“We’re still going to hold a grudge, though,” bassist Paul Flannery adds with a cheeky grin.
Another world-dominating pop star on Walking On Cars’ radar is Lewis Capaldi – who supported the band at their sold-out show at Irish Independent Park, Cork this summer.
“We’d never played a gig on that scale in Cork before, so it was really special,” Pa nods. “Everything just fell together, and even the weather was great.”
“Lewis was gas,” adds Sorcha. “It’s insane to watch him perform, and see everyone in the crowd singing back every word of every single song, without fail.”
“My sisters and her friends came backstage, to say hello to him,” Pa continues. “She didn’t give a shit about me, it was all about him! They were chatting to him for about 20 minutes – and she was definitely going in for the shift at one stage (laughs).”
The band have also picked up an ever-expanding fan base overseas. How do they account for their massive success among the Germans?
“Germans just love Ireland and Irish artists,” Sorcha says. “It’s hard to know exactly why that is – the emotion, maybe. They connect with a lot of the lyrics and sentiments in the music.”
“We had a lot of crying on our last German tour,” she laughs. “But the fans over there are just amazing. In Munich, they printed out all of these signs with the album artwork and handed them out to everyone in the crowd. The signs just read: ‘Thank You’.”
“It’s intense,” Paul nods. “I was nearly crying myself.”
Picking up international accolades while still based in Kerry, Walking On Cars are helping to shift the old view that musicians need to leave Ireland in order to find success.
“A lot of people ask us if we’re going to move to Dublin, or if we’re going to move to London,” Sorcha says. “But part of what makes us who we are is that we’re from Dingle, and that we still live there. We do what we do, and we’re not trying to be anything that we aren’t.”

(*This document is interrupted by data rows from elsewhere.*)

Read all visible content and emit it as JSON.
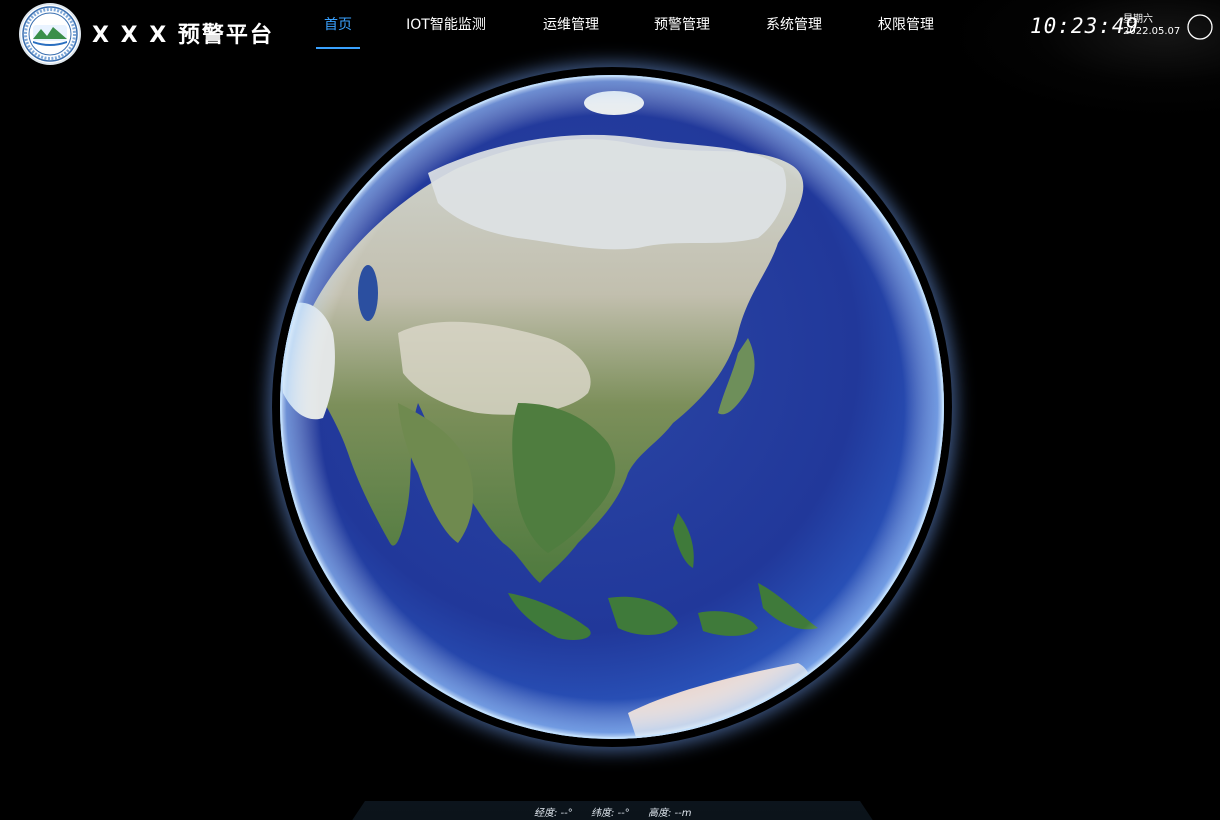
{
  "app": {
    "title": "X X X 预警平台",
    "logo_icon": "organization-seal-logo"
  },
  "nav": {
    "items": [
      {
        "label": "首页",
        "active": true
      },
      {
        "label": "IOT智能监测",
        "active": false
      },
      {
        "label": "运维管理",
        "active": false
      },
      {
        "label": "预警管理",
        "active": false
      },
      {
        "label": "系统管理",
        "active": false
      },
      {
        "label": "权限管理",
        "active": false
      }
    ],
    "active_color": "#3aa2ff"
  },
  "clock": {
    "time": "10:23:49",
    "weekday": "星期六",
    "date": "2022.05.07"
  },
  "user": {
    "icon": "user-avatar-icon"
  },
  "status": {
    "longitude": "经度: --°",
    "latitude": "纬度: --°",
    "altitude": "高度: --m"
  },
  "globe": {
    "ocean_color": "#21389a",
    "land_color": "#5f7f4a",
    "snow_color": "#dfe3e6"
  }
}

And with an exciting new generation of independent artists following in their footsteps, they reckon that the future of Irish music is in safe hands.
“It’s unbelievable,” Sorcha beams. “The Irish music scene is absolutely buzzing at the moment. Traditionally, you’d mostly hear about Irish bands – but now it’s broadened out so much, with hip-hop and loads of amazing solo female artists. I just love to see it.”
Walking On Cars play Trinity Summer Series, Dublin (July 3).